One of the reasons a high-end French restaurant like Le Bec Fin was able to open in Philadelphia in the 1970s was a generation of foodies grew up watching Julia Child on television.
“Watching Julia’s shows as a child were the first cooking shows I ever watched,” said chef Kathy Gold, owner of In The Kitchen Cooking School. “I was really being brought up in a household where no one ever cooked. It was the first time I realized that food could be brilliant and beautiful and delicious. And fun.”
This Wednesday is the 100th anniversary of the birth of Julia Child, the woman who popularized French cooking in America, and arguably television’s most beloved cooking personality. She died in 2004.
To mark the occasion, area restaurants are featuring special French menus. Le Bec Fin is offering a French tasting menu (including French onion soup, ratatouille, and lobster Americaine) until Wednesday, when it throws a birthday dinner featuring crepes suzette.
Talula’s Table, a relatively new restaurant in Washington Square specializing in locavore cuisine, is offering a French tasting menu all week, including omelet with caviar, a summer bouillabaisse, and truffled hen.
Over the weekend, Les Dames d’Escoffier, a society of women chefs, held a potluck dinner for themselves.
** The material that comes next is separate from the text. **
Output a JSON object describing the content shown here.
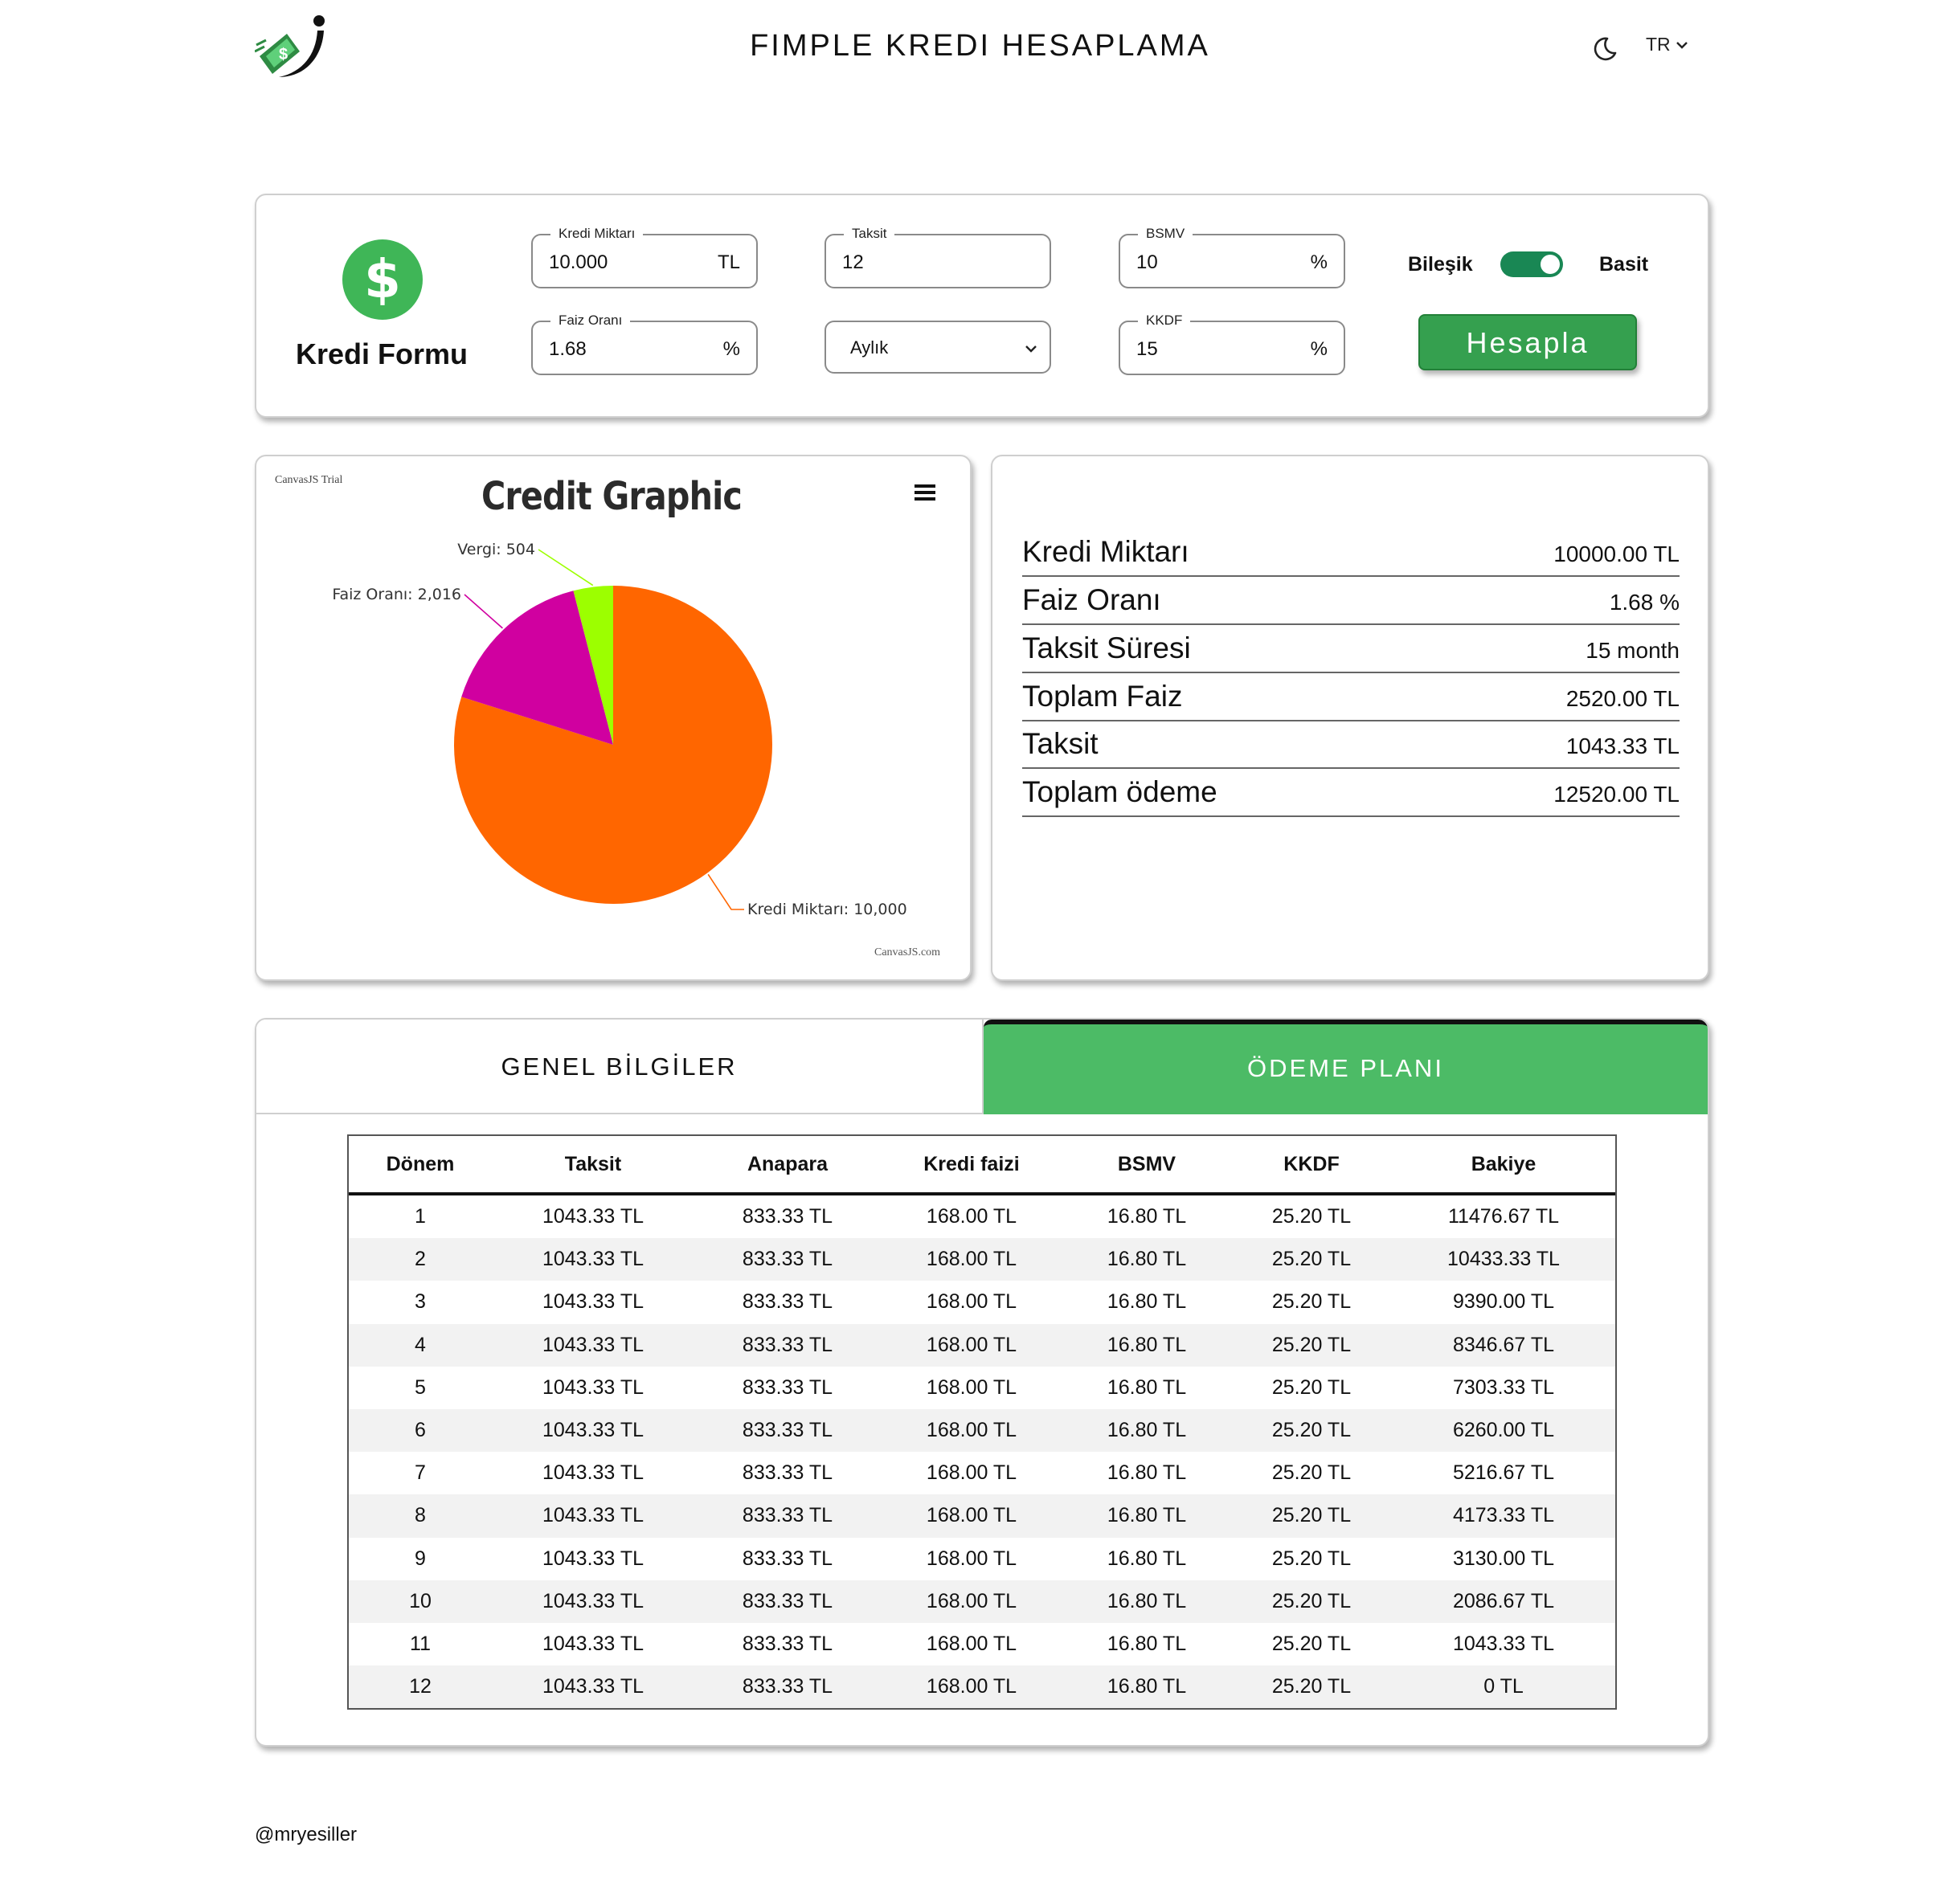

Members swapped dishes from Child’s groundbreaking cookbook, “Mastering the Art of French Cooking,” and stories about Child.
Dame Adrienne Abramson remembers a chance meeting with Child at a food convention in 1990.
“I told her how much food meant to me, and how sorry I was that I took a different path — not working, and I was taking care of my children,” recalled Abramson. “She said, ‘With such passion, you need to do something with food, because life is nothing without passion.'”
Just in time for her centenary, a biography of Child has just been published by Alfred A. Knopf, “Dearie.”